One of my readers observed that all talk of gun control is about so-called "assault" weapons, but that of all the mass shootings in recent history, such a weapon was only involved in one, the rest using ordinary rifles and pistols. I do not know whether that is true, but it underscores two points. The first is that those who favor gun control are ignoring an incongruity in their argument, that the guns they seek to ban are not the ones involved in these casualties; they are simply using the casualties for the emotional appeal, that children were killed by guns, so we should ban the most deadly guns despite the fact that they were not used. The second requires a story.
It was the 1973 graduating year, and as I was sitting in a mid-day history class a bomb exploded in the third floor boys room next door, in a high school of 1200 students in an upper-middle class town. No one was injured. However, it was the first of a string of bombings--notably a car outside a private party in the next town, from which shrapnel came dangerously close to the crib of a sleeping baby, and finally the press box at the high school football field. Although no one was injured, this one broke all the windows in the back of the school, thirty yards away and a hundred yards wide, and when custodial staff came to clean up glass on Sunday so that school could open Monday, there was no glass--they had been sucked out by the updraft from the blast.
Credit goes to the Federal Bureau of Investigation, who became involved after the press box bombing, and sufficiently reconstructed the simple bomb as to be able to track the local merchants from whom components were acquired, and from this identify the high school sophomore who was making the bombs, who rolled on the high school sophomore who was buying them and using them. It took three weeks to identify him. The perpetrator did it because he felt rejected by others--the car bombing was because he was turned away when he attempted to crash a private party. The victims suffered only financial loss and fear, but there was significant fear in the local communities as no one could see a pattern in what appeared random bombings. And on some level, the bomber was lucky--he could not have known, for example, that no one would be in the bathroom when he detonated the first.
His motivation seems to have been similar to that of those behind some of these shootings: he wanted to feel as if he were in control, that he was more important than those he perceived as his persecutors. I had known the kid--he was very briefly in our Boy Scout troop. I could give you my mostly negative impressions of him, but as we noted last time in hindsight we all want to feel as if we knew or should have known that individual was dangerous. In truth, there were a lot of kids in my high school I would of thought might do something like that, and it never occurred to me that he might be one of them. Neither of them ever had guns; they used what they had, and it was adequate. They easily could have killed a lot of people--choosing the cafeteria instead of the bathroom, detonating the press box bomb during a football game rather than the middle of the night. Fortunately that was not their intent. It might have been--and the next "shooters" might decide that bombs are more effective and less easily traced to them. If we take away their guns, it becomes more likely.

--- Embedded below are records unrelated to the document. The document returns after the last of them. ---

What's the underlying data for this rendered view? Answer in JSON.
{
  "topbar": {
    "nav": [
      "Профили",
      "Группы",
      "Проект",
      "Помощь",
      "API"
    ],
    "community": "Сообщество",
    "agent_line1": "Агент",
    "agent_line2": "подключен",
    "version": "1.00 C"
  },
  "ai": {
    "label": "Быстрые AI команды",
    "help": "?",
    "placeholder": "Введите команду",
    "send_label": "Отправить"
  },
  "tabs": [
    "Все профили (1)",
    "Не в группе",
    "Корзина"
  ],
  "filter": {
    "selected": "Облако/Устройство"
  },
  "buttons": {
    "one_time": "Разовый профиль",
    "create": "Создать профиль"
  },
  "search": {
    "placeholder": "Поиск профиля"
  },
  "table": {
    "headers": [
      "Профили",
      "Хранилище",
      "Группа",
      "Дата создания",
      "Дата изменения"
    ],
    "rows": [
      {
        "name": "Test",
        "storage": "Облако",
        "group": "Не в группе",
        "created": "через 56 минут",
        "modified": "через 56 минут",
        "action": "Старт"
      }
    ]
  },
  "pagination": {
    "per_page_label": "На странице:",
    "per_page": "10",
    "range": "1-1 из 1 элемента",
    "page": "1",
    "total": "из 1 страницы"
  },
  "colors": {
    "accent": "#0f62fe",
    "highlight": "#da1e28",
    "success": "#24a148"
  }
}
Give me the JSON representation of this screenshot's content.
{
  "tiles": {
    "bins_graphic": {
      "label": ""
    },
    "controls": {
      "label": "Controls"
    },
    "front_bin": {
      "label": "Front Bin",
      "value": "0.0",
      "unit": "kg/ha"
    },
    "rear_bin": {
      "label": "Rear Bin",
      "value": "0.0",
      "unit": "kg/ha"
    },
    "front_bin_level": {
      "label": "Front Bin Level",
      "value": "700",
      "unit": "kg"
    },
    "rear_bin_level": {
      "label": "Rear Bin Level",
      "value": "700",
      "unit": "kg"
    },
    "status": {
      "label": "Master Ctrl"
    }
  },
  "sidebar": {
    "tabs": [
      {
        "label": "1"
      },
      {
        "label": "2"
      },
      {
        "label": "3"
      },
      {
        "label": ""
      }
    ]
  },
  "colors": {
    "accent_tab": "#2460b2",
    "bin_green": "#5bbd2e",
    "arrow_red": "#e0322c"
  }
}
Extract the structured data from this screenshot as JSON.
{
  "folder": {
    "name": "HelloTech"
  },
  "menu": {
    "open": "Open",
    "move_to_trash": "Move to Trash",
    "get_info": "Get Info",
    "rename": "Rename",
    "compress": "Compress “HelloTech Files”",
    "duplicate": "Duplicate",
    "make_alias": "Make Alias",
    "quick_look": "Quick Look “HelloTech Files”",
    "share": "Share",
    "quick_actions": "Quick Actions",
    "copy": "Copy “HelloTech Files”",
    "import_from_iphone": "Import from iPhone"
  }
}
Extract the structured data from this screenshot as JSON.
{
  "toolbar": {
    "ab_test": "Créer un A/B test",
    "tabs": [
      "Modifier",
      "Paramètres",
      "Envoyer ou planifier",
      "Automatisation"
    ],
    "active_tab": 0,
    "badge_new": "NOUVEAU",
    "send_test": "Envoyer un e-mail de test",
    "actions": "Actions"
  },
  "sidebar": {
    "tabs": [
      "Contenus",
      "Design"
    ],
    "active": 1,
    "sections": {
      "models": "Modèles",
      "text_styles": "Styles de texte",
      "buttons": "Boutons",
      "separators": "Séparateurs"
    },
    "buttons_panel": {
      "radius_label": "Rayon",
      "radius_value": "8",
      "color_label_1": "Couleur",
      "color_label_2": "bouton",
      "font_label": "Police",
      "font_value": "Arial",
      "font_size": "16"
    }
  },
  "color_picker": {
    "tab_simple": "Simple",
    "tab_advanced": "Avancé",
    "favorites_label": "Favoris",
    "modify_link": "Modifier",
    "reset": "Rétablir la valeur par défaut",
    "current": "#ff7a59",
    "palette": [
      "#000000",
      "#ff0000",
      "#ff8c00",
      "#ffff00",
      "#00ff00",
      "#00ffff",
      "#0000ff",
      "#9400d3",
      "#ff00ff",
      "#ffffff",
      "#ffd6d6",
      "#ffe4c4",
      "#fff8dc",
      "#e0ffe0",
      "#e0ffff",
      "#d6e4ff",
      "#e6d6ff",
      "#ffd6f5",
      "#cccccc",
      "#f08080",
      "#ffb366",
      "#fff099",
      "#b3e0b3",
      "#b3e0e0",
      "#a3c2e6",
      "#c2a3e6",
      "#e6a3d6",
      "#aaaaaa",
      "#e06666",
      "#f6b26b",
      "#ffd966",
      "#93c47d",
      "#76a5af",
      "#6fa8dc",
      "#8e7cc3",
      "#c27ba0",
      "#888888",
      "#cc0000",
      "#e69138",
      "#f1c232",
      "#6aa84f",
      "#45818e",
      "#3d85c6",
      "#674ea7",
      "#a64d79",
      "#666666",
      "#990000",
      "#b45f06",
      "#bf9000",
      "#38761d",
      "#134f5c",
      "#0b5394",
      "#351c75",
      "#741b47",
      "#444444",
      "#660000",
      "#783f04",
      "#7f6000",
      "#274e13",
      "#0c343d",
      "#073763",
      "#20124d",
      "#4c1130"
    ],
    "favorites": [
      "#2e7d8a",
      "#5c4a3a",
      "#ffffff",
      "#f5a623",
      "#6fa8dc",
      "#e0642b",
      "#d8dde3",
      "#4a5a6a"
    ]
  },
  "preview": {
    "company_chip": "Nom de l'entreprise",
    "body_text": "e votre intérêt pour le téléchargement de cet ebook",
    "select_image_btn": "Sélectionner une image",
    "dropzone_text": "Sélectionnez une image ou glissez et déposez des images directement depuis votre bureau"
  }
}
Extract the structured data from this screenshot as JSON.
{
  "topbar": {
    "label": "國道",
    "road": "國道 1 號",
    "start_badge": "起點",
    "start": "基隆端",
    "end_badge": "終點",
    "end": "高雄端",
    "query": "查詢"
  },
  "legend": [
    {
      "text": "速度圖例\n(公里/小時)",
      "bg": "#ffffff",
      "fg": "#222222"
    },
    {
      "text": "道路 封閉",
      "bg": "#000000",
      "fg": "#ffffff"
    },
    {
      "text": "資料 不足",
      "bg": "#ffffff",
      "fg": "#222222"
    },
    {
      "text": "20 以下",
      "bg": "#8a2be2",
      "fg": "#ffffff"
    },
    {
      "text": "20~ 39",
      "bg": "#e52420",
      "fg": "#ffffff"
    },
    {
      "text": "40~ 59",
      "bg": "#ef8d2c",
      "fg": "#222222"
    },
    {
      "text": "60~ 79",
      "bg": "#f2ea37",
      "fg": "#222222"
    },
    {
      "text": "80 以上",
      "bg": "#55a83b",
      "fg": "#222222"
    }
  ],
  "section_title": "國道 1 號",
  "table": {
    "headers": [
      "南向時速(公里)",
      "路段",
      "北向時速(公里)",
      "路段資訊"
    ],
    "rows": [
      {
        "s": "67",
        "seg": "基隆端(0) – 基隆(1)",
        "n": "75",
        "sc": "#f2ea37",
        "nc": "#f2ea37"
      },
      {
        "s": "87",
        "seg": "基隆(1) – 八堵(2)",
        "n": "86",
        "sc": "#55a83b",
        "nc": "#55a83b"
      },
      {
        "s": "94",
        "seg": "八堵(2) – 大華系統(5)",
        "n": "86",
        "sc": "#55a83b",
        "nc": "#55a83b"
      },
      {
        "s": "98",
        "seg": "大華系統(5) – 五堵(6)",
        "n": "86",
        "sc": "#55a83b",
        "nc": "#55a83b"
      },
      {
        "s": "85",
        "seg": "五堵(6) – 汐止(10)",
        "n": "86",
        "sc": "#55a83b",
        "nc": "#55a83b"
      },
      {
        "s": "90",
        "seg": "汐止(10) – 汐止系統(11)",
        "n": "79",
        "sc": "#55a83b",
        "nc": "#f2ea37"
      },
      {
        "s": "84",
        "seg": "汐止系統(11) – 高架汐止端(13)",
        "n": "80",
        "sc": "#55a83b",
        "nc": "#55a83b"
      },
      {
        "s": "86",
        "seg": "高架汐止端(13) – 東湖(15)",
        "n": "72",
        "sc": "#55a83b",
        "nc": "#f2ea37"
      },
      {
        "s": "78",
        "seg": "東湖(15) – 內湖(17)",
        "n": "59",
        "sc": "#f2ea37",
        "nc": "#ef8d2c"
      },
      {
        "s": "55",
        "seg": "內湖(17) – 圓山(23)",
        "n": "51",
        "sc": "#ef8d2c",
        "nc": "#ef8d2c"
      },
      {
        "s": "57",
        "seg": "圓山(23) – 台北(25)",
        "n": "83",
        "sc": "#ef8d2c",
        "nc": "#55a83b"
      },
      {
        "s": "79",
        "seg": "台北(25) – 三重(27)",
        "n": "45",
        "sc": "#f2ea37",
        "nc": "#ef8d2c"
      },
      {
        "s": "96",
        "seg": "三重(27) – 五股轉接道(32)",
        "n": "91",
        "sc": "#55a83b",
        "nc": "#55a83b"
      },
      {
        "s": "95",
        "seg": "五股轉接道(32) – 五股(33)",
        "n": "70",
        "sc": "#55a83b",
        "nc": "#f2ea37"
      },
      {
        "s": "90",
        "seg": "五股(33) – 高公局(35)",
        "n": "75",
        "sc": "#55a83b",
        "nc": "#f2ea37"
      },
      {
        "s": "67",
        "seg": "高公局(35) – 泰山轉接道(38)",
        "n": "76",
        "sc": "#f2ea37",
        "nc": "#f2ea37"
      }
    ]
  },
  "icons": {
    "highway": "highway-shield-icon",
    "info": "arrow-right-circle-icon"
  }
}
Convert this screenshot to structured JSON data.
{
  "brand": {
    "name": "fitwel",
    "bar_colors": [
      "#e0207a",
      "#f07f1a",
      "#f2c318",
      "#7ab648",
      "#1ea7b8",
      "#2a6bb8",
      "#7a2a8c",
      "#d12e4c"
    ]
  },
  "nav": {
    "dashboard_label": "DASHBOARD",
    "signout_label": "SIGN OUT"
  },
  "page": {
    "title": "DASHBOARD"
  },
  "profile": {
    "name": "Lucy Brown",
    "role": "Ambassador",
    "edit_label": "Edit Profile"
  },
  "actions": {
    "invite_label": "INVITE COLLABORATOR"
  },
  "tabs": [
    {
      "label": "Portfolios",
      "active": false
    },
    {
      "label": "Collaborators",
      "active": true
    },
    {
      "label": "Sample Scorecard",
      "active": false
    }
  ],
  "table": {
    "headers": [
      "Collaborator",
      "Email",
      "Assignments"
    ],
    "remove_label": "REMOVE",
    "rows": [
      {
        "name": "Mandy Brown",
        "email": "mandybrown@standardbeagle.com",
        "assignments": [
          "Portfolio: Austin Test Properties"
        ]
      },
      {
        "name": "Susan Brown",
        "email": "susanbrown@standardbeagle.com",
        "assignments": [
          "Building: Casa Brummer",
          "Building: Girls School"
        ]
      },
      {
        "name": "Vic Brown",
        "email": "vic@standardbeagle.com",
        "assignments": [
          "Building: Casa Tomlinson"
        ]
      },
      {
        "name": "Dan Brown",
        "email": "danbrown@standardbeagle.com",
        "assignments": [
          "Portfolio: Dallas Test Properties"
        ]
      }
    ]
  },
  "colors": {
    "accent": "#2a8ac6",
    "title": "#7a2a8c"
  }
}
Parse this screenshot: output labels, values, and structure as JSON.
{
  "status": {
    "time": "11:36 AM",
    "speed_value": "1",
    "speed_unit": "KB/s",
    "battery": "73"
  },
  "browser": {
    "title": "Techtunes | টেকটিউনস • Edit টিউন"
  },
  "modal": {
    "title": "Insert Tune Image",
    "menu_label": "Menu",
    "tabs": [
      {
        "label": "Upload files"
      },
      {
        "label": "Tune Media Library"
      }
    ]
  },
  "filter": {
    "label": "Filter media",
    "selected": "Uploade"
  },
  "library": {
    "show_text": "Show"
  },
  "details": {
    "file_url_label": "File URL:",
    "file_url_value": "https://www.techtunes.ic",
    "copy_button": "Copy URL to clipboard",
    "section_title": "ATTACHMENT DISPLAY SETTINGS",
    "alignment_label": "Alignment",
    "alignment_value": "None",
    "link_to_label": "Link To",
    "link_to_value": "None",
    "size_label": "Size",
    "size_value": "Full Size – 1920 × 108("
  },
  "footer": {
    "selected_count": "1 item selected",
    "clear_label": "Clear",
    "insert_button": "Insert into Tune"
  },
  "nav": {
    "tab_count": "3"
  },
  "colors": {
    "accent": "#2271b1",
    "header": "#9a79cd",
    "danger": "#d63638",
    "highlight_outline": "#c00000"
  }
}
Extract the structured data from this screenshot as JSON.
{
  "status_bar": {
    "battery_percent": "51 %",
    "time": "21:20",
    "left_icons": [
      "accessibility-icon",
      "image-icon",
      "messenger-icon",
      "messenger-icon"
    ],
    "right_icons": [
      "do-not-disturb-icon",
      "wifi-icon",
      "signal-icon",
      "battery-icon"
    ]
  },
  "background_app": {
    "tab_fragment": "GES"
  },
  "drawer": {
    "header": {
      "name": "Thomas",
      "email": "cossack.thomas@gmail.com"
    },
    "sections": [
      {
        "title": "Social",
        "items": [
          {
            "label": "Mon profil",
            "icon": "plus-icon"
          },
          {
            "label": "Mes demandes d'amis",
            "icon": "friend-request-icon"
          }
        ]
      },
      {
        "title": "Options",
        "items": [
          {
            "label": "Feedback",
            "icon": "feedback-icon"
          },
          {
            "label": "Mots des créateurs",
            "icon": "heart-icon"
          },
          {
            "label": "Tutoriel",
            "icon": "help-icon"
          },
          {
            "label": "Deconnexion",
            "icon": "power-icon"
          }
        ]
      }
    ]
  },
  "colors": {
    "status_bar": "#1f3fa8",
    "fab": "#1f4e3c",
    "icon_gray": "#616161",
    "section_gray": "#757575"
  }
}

So is this an argument that we need to let shooters have guns so they won't use bombs? That would be silly. Rather, the point is that those who reach the point that they choose to kill will find a means to do so, and they are not now using assault rifles and could quite easily design and build bombs. Taking assault rifles out of circulation will not prevent the few massacres that are occurring; preventing people identified as "crazies" from purchasing (quite apart from possessing) guns will not prevent them from finding ways to kill.
On one level, it's no skin off my nose--I have never held, let alone owned, an "assault weapon", and it would take nothing from me--nothing, that is, but the Constitutional right to own one if I so chose, if the world became dangerous enough here that I felt that threatened. As has been quipped, when seconds count, the police are only minutes away.